Died: November 30, 2009
Married: Ferne Hastings
Children: Edward, Richard, Donald
Clarence Adelbert Petty was a forest ranger, pilot and environmentalist who was instrumental in the protection of the Adirondack Park. He died at 104, having been active into his nineties. His surveys of the remote Adirondack wilderness from 1959 to 1962, and again in the 1970s, helped form the basis for the classification of the park into Wilderness and Wild Forest areas. He was one of the first employees of the Adirondack Park Agency.
He grew up in the remote community of Coreys, initially in a cabin without electricity on state land, the son of guide Ellsworth Petty. Starting at age 11, he walked weekly 16 miles to Saranac Lake, where he stayed during the week to attend school.
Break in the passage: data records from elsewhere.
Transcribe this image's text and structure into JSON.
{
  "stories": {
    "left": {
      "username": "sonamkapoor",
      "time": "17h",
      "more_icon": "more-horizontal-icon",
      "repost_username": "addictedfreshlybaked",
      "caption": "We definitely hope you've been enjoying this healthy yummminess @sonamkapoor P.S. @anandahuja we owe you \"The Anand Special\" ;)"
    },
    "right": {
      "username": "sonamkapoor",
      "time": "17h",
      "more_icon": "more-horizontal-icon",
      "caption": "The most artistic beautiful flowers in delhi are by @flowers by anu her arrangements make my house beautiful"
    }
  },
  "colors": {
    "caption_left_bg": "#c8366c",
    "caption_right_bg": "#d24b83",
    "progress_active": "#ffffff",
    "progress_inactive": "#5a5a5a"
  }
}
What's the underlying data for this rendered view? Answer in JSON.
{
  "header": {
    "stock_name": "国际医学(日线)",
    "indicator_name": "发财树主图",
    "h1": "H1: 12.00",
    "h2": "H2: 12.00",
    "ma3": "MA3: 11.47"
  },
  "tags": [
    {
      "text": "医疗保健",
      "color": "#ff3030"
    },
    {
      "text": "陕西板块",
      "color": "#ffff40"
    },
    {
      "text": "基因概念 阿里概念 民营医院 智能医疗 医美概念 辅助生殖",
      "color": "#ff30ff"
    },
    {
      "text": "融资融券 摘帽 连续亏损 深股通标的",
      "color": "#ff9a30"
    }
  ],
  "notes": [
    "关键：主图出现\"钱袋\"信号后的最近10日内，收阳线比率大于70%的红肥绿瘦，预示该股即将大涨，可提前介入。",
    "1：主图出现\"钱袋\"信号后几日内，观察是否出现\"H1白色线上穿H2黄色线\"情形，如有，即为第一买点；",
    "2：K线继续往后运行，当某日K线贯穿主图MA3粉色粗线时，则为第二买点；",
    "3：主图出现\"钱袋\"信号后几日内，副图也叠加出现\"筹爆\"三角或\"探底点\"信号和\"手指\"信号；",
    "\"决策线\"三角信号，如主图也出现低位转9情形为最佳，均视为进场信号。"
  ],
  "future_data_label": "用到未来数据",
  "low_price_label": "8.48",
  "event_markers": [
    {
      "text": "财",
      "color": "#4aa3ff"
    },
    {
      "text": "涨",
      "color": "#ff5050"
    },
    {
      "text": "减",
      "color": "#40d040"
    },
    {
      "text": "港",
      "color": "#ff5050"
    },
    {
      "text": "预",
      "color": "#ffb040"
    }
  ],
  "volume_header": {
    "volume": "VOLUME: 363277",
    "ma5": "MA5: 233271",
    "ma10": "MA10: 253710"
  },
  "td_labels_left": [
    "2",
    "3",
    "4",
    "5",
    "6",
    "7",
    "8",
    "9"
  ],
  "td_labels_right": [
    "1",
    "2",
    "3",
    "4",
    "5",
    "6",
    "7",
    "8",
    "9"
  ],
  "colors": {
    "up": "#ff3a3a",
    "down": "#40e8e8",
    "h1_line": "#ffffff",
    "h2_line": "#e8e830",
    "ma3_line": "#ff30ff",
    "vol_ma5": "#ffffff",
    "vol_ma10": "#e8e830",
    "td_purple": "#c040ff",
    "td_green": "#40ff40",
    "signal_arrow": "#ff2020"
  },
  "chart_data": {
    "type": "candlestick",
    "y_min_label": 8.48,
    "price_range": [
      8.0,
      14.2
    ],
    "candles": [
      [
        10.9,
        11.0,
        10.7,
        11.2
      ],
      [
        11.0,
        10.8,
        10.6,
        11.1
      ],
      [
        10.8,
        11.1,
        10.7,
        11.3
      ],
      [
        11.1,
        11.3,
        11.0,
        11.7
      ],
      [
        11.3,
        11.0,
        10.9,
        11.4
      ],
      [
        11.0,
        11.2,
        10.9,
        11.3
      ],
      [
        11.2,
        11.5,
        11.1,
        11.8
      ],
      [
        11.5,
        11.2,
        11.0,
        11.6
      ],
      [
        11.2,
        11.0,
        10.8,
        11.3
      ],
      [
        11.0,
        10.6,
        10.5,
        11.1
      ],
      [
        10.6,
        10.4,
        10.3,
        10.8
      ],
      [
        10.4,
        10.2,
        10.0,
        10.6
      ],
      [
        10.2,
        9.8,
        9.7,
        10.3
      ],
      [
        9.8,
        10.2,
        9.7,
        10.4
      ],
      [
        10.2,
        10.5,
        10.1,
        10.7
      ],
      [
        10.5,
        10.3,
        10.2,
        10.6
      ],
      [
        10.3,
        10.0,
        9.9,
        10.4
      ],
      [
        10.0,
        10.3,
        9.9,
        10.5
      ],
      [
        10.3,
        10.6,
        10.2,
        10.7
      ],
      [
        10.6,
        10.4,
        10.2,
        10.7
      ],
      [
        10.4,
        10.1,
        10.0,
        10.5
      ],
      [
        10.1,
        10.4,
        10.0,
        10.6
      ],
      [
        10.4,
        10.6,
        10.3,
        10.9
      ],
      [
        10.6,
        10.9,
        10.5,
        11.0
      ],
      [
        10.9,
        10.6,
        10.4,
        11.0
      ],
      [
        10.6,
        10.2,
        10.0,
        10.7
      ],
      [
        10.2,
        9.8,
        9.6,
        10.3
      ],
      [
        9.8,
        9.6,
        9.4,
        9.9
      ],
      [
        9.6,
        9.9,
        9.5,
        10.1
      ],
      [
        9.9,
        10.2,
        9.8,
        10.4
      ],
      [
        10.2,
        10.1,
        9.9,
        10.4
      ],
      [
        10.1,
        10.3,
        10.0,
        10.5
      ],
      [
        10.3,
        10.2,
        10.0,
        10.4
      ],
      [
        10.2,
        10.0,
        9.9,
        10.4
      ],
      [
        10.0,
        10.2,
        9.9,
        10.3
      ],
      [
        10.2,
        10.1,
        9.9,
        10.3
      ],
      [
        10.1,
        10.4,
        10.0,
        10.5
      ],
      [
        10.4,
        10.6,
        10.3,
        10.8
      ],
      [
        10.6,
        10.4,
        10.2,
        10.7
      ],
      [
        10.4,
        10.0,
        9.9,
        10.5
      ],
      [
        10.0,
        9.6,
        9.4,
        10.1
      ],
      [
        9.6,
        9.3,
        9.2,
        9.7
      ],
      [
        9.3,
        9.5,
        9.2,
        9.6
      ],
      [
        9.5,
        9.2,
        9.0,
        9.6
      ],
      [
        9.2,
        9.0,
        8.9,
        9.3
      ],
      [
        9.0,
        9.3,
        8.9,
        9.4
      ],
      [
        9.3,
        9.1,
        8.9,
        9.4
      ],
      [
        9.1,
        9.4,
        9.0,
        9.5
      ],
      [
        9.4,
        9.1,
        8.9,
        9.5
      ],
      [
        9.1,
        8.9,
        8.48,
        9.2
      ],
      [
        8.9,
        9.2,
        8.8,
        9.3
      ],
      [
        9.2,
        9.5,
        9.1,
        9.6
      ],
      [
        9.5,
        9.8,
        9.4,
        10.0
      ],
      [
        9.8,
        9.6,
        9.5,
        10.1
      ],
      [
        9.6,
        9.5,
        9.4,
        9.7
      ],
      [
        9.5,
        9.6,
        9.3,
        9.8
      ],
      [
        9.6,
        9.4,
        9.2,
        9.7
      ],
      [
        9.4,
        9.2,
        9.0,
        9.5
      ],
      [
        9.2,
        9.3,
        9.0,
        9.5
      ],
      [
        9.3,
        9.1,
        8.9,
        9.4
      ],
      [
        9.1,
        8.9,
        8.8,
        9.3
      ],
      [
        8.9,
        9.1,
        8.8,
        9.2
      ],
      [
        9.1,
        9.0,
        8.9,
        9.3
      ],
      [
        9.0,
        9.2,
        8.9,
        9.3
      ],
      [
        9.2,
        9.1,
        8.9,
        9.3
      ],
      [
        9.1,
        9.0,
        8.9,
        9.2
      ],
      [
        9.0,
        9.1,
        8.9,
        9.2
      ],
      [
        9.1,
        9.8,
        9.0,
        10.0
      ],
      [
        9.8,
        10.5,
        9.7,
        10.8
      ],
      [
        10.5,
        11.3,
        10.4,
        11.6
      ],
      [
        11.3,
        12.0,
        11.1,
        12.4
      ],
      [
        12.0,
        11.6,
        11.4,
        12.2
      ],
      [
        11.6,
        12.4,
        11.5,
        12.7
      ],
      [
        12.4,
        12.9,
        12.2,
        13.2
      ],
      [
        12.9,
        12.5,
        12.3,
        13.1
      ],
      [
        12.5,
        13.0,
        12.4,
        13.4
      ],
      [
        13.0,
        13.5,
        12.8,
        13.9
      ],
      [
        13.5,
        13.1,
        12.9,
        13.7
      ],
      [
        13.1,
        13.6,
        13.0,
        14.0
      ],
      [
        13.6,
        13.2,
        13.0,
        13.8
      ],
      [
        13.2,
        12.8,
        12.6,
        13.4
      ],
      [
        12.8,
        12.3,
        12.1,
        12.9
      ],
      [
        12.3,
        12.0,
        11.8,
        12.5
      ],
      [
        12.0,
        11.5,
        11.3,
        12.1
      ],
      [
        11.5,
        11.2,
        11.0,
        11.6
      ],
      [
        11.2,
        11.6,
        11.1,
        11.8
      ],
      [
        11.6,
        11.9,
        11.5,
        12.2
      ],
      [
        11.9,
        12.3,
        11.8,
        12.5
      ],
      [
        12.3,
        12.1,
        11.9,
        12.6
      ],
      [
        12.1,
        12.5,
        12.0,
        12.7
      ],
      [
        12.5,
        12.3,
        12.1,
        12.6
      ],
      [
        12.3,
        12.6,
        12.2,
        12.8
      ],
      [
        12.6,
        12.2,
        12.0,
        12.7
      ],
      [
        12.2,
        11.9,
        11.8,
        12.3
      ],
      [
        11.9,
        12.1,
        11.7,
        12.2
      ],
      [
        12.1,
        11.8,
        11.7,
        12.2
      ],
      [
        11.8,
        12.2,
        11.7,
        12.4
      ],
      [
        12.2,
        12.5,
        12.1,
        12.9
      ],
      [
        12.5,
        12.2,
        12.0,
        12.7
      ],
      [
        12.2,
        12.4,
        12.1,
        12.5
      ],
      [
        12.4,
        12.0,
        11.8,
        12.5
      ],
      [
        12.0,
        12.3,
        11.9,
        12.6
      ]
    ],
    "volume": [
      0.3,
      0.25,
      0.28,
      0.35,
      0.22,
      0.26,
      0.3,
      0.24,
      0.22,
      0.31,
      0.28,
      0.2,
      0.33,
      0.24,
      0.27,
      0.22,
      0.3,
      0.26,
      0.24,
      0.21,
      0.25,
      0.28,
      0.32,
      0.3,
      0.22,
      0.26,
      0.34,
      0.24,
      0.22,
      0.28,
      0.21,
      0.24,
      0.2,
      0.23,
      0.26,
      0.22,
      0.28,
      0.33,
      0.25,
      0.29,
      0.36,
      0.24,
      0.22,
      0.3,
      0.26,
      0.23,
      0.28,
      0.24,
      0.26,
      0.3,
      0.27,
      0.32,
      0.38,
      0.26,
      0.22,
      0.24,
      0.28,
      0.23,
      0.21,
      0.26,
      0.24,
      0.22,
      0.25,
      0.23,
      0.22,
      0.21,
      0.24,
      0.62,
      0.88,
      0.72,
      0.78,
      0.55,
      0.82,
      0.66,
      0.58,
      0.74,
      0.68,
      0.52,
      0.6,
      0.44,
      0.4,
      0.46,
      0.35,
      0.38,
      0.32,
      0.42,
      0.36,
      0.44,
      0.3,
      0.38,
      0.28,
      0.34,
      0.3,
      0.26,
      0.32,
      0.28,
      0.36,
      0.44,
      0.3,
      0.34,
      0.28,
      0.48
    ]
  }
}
He graduated from Saranac Lake High School in 1926, and then attended the State College of Forestry, where he earned his bachelor’s degree. As a teenager he and his brother William worked frequently as guides.
In 1931, Petty took a flight training course and earned his pilot's license. By the late 1930s, he was giving tourist rides in the tri-lakes region: "A surprising number of people took their first airplane rides. On Lake Flower at Saranac Lake I often flew from early in the morning until dark with only time to stop for fuel." 1
He worked for the Civilian Conservation Corps during the depression years. In World War II, he joined the U.S. Navy, where he became a pilot. After the war, he became a New York Conservation Department Forest Ranger, employing his flying skills in spotting and fighting wild fires. He later ran a flying school in Potsdam, training hundreds of pilots before getting out of the business at age 95.
He moved from Canton, New York back to the Petty home in Coreys in 1999 and stayed until the fall of 2005 where he started to stay the winters at the Saranac Village at Will Rogers. He lived his final years at Will Rogers, where he continued to write letters in support of the Adirondack wilderness. The Adirondack Explorer had a regular column based on editor Phil Brown's interviews with Petty.
Source: Angus, Christopher, The Extraordinary Adirondack Journey of Clarence Petty, Syracuse University Press, 2002
- ''New York Times'', December 5, 2009
- ''Adirondack Daily Enterprise'', "Wild at Heart", December 5, 2009
- ''Adirondack Daily Enterprise'', "Clarence Petty, an Adirondack classic, dies at 104", December 1, 2009
- New York State Department of Environmental Conservation, Adirondack Inspiration: Clarence Petty
- Adirondack Explorer - Recollections of Clarence Petty
Adirondack Daily Enterprise, October 26, 2001
By Randy Lewis
…This same week, on Thursday, at noon, I attended the Brown Bag Lunch held at the Saranac Lake Free Library, downstairs in the Cantwell Room…
The guest speaker was another true Adirondack native, born and raised in these woods and mountains, just like little Rosemary will be, only 96 years earlier. His name is Clarence Petty, and I was delighted to listen as he began talking. He started by joking that most of his future was behind him, after all, 96 years is quite a long haul for anybody, even true Adirondackers.
He carries those years well. He is a handsome man, bright and quick witted, and blessed with an excellent memory. His stories poured out, and the room full of friendly strangers drank it all in.
Starting at the turn of the last century
His earliest years were spent in the woods on Upper Saranac, on forest preserve land, at a spot he calls "Rustic Lodge." His father was a guide, and the family — at that time, a wife and two boys - lived year-round in a big tent, with a stove in the middle to keep them warm during the cold time. A third son was born later.
In 1908, when guides were no longer allowed to live on the preserve land, the family had to move. The boys' mother then ran the post office at Corey's - but Petty was quick to point out that they called it Indian Carry, not Corey's, at that time. He told us what it was like being youngsters, running free every day through the woods. They learned those places in the forest, the deer paths, streams and ponds. It was their entire world. These forest kids would run for cover at the sight of people, hiding "like Indians" safe behind trees, and able to peer out to make their observations, unseen. This was the time before automobiles had found their way to the woods, and roads and people were scarce…
The boys' mother insisted that her sons receive a high school education, no matter how difficult that might be. So they had to walk from Corey's to Saranac Lake every Sunday night, to board at Brannock's boarding house, near what is now the Medical Associate's building in Saranac Lake. The high school was located at the site of the current Hotel Saranac. On Friday nights, they would make the hike home. In the winter, the boys would walk the 16 miles each way on snowshoes. And on the weekends, they would check their trap lines, adding another 42 miles to their weekly "walking workout."
The Petty family was recognized for their skills in the woods; the famous Trudeau family would ask the boys, while they boarded in town, to take their kids for walks in the nearby forests to show them some of what they knew…
1. Angus, Christopher, The Extraordinary Adirondack Journey of Clarence Petty, Syracuse University Press, 2002, p. 97